The American Review of Public Administration, Ahead of Print.
In this paper, we ask whether principles—relevant institutions, including administrative reform, legal and judicial support, and information and communication technology (ICT)—and principals—ordinary people that are capable, knowledgeable, and willing—can help enhance accountability of street-level bureaucrats (SLBs) by mitigating unwarranted discretionary behaviors. We examined the New York City Police Department by constructing and analyzing a unique dataset drawn from multiple sources and by using the SLB literature to inform our empirical model specification. Fixed effects regression analysis revealed the potential of principles and principals in motivating or reducing police officers’ use of force resulting in substantiated civilian complaints.
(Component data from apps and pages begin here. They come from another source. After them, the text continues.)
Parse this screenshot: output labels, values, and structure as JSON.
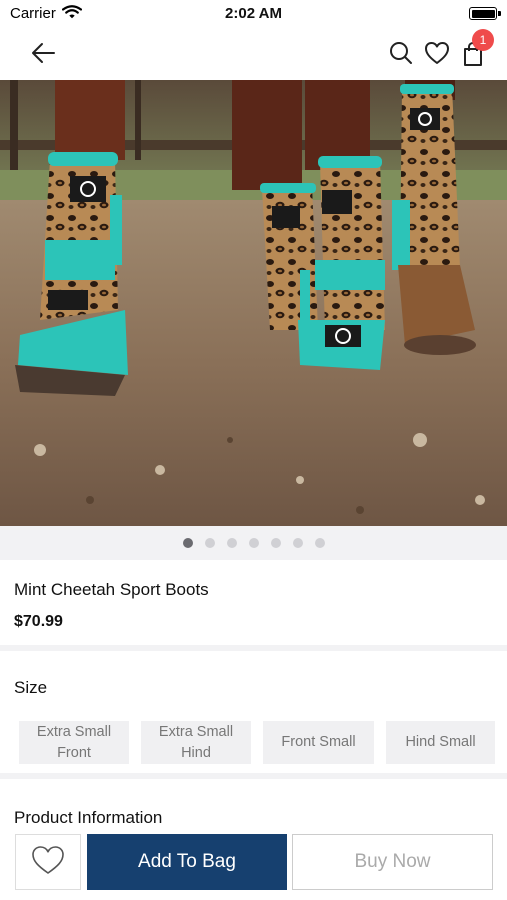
{
  "status_bar": {
    "carrier": "Carrier",
    "time": "2:02 AM"
  },
  "nav": {
    "cart_count": "1"
  },
  "gallery": {
    "image_count": 7,
    "active_index": 0
  },
  "product": {
    "name": "Mint Cheetah Sport Boots",
    "price": "$70.99"
  },
  "size": {
    "label": "Size",
    "options": [
      {
        "line1": "Extra Small",
        "line2": "Front"
      },
      {
        "line1": "Extra Small",
        "line2": "Hind"
      },
      {
        "line1": "Front Small",
        "line2": ""
      },
      {
        "line1": "Hind Small",
        "line2": ""
      }
    ]
  },
  "info": {
    "label": "Product Information"
  },
  "actions": {
    "add_to_bag": "Add To Bag",
    "buy_now": "Buy Now"
  },
  "colors": {
    "accent": "#16406f",
    "badge": "#ef4b4b",
    "boot_mint": "#2cc4b8"
  }
}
Specifically, proactive policing strategies, exonerated civilian complaint dispositions, court summons following arrests, and ICT are the principles, and a low-poverty population served by police are the principals we found to influence discretionary police behavior.